Photo credit: Patty Keys
The next novel I wrote was called The Bridge.
It was also a middle-grade novel, meaning its target readership was nine- to twelve-year-olds, and it featured the same cast of characters from my first novel, Walking Distance, including the main protagonist and her antagonistic older brother.
For The Bridge, I took to heart all the advice Jennie, the literary agent, had given me for Walking Distance: keep the writing tight and relevant, and avoid ambiguous resolutions.
As for her advice to keep the length of MG novels to about 150 pages, I didn’t know what to do about that. As far I was concerned, a story should be as long as it takes to be told.
But I figured if I took her first two pieces of advice, chances were the third would fall into place of its own accord.
Like Walking Distance, The Bridge drew heavily on my life as a stay-at-home, homeschooling dad of two, as well as on that of my family.
The title referred to an aging, one-lane bridge near our home that underwent a yearlong renovation. In the story, the rebuilding of the bridge was sabotaged, so that when the new travel surface was laid atop the decking, it collapsed onto the railroad tracks below, gravely injuring one of the construction workers.
Of course, my main character, Rachel, not only figured out how the bridge was sabotaged, with help from a lost dog, but she also revealed the identity of the saboteur after a tense scene involving a thunderstorm and a thundering train.
The novel also featured sibling rivalry, paranormal activity, a death curse, Rachel’s budding awareness of womanhood, and algebra.
I loved The Bridge. It was both mystery and metaphor. It had everything I liked in a book, and it seemed to have everything Jennie wanted. It was also sixty pages shorter than my previous novel.
I couldn’t wait to submit it to her!
Which I did in late January of 2008.
Then I waited.
February went by. Then March. Then April.
Had I been the defendant in a court-room drama, and Jennie the jury, I would’ve been steeling myself for a death sentence.

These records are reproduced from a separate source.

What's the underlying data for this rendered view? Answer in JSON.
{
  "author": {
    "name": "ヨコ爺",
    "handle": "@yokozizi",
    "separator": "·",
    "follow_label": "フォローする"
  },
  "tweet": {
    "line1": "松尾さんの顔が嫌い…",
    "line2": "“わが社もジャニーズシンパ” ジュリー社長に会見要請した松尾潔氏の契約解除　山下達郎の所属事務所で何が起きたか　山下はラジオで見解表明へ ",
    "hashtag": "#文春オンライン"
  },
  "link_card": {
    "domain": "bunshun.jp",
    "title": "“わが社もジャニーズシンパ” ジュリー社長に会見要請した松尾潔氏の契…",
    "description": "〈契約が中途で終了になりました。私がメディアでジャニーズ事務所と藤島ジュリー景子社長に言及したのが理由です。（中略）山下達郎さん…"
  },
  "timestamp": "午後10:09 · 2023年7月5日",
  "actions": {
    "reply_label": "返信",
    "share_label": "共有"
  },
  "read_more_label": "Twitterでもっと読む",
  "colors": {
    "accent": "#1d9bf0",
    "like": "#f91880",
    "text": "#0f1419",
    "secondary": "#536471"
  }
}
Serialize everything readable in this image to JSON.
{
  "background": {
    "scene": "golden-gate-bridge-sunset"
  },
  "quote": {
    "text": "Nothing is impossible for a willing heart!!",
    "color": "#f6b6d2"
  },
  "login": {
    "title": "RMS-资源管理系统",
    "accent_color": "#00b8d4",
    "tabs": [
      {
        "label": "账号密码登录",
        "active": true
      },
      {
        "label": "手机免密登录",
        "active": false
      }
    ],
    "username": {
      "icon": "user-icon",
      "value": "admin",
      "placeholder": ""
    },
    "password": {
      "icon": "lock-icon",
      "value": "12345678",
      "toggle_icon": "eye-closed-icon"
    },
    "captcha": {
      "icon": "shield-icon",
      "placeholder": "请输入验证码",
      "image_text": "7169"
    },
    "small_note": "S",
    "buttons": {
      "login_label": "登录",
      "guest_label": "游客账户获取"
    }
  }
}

But I wasn’t, so I didn’t.
Because I’m a pretty optimistic guy.
Then June went by.
Finally, in late July, Jennie finished reading The Bridge and emailed me her feedback.
This is what she said.
To be continued . . .